Tanaka noted that it’s also a “win-win” for the participating businesses. As part of the initiative, Tanaka has entered into a Name, Image and Likeness agreement with each of the players, a policy that allows college athletes to earn income from their personal brands through endorsement deals or social media. Per the agreement for this program, the athletes are encouraged to post about their experience with Braddahhood and Sistahhood Grindz and help promote the participating restaurants via their personal social media accounts.
“The players have a job description — they are going to help thank and promote each of the corporate sponsors,” Tanaka said.
“The market is changing where so much business is coming from social media, and these athletes have enormous followings,” he added.
But from what the participating businesses say, they’re less interested in how the program can boost business and more keen on simply encouraging the student-athletes.
Don Murphy, whose Murphy’s Bar & Grill is among restaurants that provide meals for the program, estimated the total cost to his business to be around $2,000, not including labor.
“The university is such an integral part of our community that we’ve got to support it,” said Murphy, who has long been involved with UH athletics through other initiatives. “[Braddahhood and Sistahhood Grindz] gives them the knowledge that people out there care about them and are trying to help them out.”
At a launch event for the program earlier this year, Lane Muraoka, the owner of Big City Diner, acknowledged that it’s still a precarious time for the restaurant industry, with businesses facing many challenges — rising costs among them. But being a part of this program, he said, “is definitely worth it.”
“It’s all about the community … and it’s about helping each other,” he said. “[These athletes] represent the state, they represent all of us. If we want them to succeed, we have to help them succeed — that’s why I’m doing this, that’s why all of these businesses are doing this.”
In an email to PBN, representatives of Zippy’s said the company wanted to participate “to show our support for Hawaii’s home teams.”
“The term ‘support local’ has been used a lot in recent years to show support for local restaurants and businesses, but the term is also translatable to those that represent our island home.
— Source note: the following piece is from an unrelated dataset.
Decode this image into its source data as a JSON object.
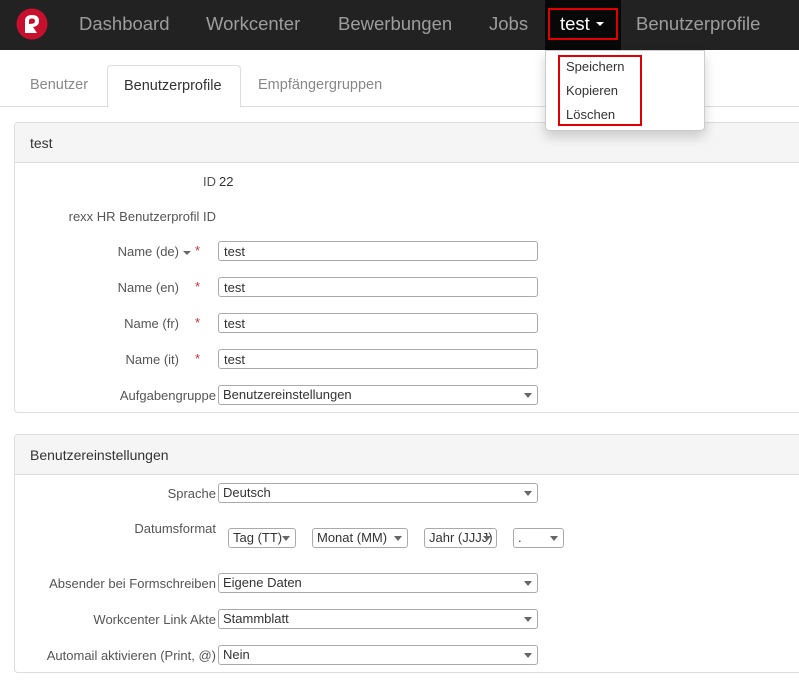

We know that our student-athletes cannot compete to the best of their
ability without proper nutrition,” Zippy’s officials said. “Through these programs, we hope to not only feed the student-athletes with a delicious and nutritious meal but also serve as a reminder that no matter what, win or lose, we want to support them!”
Tanaka plans to expand the initiative to support the student-athletes in other ways. Moving forward, he said the program will focus more on career development for the athletes. One facet of this is a partnership with workforce development nonprofit ClimbHI to connect students with internships and jobs, as well as talks with professionals across industries and other learning opportunities. While some student-athletes may aim to go pro after college, he said, this is a way to help give them a viable backup plan.
“We’re going to be able to connect the student-athletes with employers on [ClimbHI’s] existing platform, and we can add our own employers, and more jobs, and more mentorships,” he said. “Career development is going to be a central focus.”
For more, visit climbhi.org.